Before web3, our information flowed freely into unfederated platforms owned and governed by a minority of technocratic elites. After Web3, platform ownership and governance will be shared, but network creators have a responsibility to design fair ownership distribution algorithms.
Bitcoin and Ethereum distribute ownership, but have also enriched overly powerful entities on the basis of information asymmetry. Hear Vitalik:
...was Bitcoin really a fair launch considering how few people had a chance to even hear about it by the time 1/4 of the supply had already been handed out by the end of 2010?
The Uniswap airdrop distributed ownership retroactively to any address that had interacted with the protocol - all of whom were DeFi early adopters.
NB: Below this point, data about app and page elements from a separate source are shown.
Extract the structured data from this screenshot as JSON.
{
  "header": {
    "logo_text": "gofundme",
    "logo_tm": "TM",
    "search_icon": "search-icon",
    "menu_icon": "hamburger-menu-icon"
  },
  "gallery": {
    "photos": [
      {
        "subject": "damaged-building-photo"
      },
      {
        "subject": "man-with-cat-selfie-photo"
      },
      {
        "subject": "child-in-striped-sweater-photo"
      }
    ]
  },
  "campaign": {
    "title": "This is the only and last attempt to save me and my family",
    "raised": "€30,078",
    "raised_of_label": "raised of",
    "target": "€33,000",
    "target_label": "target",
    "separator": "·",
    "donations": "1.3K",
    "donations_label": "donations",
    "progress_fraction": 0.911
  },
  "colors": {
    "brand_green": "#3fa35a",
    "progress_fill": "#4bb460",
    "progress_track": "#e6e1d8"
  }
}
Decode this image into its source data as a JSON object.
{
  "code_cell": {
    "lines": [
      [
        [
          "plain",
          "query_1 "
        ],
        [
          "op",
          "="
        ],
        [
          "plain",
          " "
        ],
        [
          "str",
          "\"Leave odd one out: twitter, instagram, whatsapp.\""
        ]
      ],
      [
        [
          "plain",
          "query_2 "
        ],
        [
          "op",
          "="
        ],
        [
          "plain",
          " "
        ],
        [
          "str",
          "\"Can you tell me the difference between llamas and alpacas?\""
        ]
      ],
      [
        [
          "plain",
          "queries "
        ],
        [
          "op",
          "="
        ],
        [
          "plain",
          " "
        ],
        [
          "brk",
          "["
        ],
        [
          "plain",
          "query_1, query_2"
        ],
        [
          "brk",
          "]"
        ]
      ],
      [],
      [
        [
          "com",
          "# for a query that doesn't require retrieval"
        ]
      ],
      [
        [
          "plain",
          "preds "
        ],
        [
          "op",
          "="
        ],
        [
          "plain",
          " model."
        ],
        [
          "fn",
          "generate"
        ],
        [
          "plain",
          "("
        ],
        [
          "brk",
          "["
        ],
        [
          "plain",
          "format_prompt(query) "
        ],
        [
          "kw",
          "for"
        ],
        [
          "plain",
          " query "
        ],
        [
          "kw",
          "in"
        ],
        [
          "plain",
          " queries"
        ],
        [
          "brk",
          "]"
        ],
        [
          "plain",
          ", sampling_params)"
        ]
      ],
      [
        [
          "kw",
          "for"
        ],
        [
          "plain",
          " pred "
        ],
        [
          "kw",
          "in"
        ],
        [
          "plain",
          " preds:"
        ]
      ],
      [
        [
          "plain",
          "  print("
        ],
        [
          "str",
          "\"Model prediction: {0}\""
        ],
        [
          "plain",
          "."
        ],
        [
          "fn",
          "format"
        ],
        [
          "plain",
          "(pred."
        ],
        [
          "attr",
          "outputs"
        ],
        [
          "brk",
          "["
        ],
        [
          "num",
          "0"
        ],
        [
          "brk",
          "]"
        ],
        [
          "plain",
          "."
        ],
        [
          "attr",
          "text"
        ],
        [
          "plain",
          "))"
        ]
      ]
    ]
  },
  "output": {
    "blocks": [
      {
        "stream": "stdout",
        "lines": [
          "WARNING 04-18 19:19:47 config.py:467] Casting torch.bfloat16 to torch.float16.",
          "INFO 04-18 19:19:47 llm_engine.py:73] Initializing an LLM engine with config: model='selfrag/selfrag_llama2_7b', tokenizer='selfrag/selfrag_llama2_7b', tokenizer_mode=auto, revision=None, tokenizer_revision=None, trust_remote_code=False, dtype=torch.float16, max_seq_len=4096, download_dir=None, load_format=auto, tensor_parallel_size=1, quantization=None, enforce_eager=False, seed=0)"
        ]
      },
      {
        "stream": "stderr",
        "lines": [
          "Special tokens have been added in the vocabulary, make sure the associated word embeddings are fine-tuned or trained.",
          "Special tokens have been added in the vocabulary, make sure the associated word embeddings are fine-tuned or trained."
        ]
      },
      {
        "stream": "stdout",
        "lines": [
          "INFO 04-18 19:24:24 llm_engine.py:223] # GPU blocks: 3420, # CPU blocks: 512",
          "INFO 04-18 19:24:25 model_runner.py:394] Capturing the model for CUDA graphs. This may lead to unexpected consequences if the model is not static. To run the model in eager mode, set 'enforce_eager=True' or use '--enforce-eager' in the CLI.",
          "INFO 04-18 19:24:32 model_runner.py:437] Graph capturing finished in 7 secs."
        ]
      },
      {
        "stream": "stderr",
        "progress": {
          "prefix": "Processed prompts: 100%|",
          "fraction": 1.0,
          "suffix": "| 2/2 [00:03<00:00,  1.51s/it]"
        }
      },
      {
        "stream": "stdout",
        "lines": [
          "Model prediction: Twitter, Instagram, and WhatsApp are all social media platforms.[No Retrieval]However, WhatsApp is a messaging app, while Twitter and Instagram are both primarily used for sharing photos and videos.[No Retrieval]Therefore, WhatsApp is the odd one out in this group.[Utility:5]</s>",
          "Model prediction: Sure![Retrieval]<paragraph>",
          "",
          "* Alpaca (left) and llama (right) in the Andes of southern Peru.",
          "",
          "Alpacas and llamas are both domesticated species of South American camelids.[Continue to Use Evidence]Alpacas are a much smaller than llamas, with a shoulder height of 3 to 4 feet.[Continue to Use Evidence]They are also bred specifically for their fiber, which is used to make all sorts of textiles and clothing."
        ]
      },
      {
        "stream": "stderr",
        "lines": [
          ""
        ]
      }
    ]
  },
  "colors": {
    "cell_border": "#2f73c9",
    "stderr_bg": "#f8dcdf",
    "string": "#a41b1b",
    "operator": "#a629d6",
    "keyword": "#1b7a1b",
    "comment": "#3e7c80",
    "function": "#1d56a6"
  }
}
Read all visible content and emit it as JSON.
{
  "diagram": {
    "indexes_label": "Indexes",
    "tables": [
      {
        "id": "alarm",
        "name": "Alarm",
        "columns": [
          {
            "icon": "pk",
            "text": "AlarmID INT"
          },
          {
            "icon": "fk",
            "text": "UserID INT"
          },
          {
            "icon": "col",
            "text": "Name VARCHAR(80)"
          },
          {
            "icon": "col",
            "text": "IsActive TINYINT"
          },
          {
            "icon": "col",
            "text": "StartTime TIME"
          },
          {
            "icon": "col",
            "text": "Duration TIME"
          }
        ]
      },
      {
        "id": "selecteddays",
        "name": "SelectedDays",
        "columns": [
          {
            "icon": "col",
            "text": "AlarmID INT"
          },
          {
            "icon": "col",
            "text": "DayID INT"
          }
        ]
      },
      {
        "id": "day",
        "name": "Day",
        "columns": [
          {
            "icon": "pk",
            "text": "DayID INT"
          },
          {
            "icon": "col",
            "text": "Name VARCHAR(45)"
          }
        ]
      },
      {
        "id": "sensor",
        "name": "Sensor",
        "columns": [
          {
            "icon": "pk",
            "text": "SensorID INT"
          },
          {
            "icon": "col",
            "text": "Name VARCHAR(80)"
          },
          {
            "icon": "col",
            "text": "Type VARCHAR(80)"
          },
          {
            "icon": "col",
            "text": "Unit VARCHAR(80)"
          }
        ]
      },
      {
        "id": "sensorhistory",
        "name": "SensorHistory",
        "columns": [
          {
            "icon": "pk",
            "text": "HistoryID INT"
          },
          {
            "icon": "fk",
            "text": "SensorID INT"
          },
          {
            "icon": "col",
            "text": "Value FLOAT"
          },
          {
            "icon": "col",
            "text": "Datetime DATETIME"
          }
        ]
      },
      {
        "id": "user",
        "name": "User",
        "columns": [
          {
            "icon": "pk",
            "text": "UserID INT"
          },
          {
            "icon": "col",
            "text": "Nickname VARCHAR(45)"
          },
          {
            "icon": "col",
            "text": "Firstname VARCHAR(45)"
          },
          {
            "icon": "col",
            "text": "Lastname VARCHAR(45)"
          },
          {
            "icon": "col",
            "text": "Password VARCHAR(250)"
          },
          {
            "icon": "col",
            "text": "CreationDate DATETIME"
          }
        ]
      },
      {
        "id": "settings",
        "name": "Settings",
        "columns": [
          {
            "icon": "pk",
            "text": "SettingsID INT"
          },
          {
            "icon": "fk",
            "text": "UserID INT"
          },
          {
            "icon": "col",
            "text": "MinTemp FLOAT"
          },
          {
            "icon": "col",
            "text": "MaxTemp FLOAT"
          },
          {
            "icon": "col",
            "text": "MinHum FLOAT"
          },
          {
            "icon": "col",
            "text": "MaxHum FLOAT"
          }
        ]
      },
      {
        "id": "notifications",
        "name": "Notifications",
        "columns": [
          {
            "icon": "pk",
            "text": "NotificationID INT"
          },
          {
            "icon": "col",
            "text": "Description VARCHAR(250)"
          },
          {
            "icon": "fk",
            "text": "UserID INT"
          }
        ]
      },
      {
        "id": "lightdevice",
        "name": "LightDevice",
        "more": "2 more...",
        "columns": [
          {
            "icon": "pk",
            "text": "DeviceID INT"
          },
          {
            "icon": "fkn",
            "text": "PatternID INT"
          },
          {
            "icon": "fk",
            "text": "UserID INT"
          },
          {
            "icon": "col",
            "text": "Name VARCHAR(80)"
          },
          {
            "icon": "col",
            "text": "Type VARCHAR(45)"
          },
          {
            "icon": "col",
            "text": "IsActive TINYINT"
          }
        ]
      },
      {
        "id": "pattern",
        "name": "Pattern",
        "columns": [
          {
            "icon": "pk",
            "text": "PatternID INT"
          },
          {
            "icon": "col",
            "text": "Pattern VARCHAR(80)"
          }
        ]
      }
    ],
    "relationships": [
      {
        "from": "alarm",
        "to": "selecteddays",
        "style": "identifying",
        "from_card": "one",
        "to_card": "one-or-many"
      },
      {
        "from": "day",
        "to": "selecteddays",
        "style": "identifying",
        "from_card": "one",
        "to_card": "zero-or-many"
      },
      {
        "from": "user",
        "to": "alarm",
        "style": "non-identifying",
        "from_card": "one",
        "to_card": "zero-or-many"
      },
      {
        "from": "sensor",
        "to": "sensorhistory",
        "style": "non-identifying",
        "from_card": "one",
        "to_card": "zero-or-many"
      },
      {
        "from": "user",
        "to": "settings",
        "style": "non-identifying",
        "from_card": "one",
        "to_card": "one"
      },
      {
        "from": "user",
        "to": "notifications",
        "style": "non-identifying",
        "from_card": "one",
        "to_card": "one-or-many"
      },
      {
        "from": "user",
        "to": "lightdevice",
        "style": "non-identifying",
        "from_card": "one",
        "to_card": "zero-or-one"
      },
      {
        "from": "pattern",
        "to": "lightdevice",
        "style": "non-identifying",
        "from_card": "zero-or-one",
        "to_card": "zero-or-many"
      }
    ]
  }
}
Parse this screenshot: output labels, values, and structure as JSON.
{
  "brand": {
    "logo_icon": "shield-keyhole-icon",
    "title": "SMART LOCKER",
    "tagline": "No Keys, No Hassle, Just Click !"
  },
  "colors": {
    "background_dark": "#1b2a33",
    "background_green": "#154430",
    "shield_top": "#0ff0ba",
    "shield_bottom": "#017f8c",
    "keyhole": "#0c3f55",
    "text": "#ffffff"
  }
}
Combined with the team and VC distribution, I'd argue this approach creates a challenging chasm, and perhaps an illusion of truly decentralized ownership:
The information asymmetry that creates this inequality is due to attention being scarce. If ownership is distributed via airdrop, it rewards these early adopters who paid attention to something weird that was going on - like the sale of a $SOCKS token on a website made by some kids in Brooklyn. Certainly, early believers helped the platform succeed and should be rewarded, but often these rewards end up being outsized as the network grows exponentially.
It's still incredible to me that some early co-founders of Ethereum have large ETH positions, but now actually compete with the network rather than help build it.
Vesting schedules help with this a lot. But even better is to drip distribution algorithmically. Compound has been innovative here, dripping COMP from a reservoir according to the current users risking their assets in the protocol. But the drip mainly goes to the richest users, and it also further "compounds" for early adopters (COMP itself has a distribution APY). Some might think that, for certain use-cases, it would be better if a drip like this flowed more equally across a community of contributors.
Another approach is to have a linear "universal basic drip" for each unique individual within a community. In other words, every community member should accrue ownership and governance over time, and it shouldn't necessarily compound for early users. In order to have this, the network needs a superpower: sybil resistance.
Sybil resistance is a network's ability to resist counterfeit identities. When a single person in an NFT drop uses 200 addresses to purchase all of the tokens and resells them on a secondary market, the integrity of that NFT community has unknowingly been hacked. Because of the pseudonymous nature of web3, many communities don't have a clear sense of the integrity of their ownership distribution.
Mirror has minimal viable sybil resistance, via the $WRITE Race. External accounts connect their Twitter profiles, and are voted into the network ten-at-a-time each week primarily by existing members (with signal boosts from other external voters). This is hard to fake, and it bolsters the community's integrity. Over time, sybil attacks become much harder still, and as long as the network increases in diversity. In a diverse network, members will tend to vote differently, and that makes sybil attacks harder to coordinate.
This is why it's been so important for Mirror to go slow with onboarding, and to try its best to diversify its membership. We've received some criticism for this, but ultimately this will enable true decentralized ownership. If we can accelerate membership over time while maintaining integrity, then we can create universal ownership drips that enable hard-to-fake, true decentralization.
The plot twist is that this is already happening, but nobody has noticed it yet. So, stay tuned.
Final note: Financial contributors and developers should be rewarded, too. But the distribution algorithm needs to keep this in check so that it can't be gamed, and that it's set up to allow for long-term rewards, and doesn't just enrich the early contributors. We want to make a new and better world through decentralized ownership, and that means we have to steer clear of the old patterns where early contributors and adopters get too much.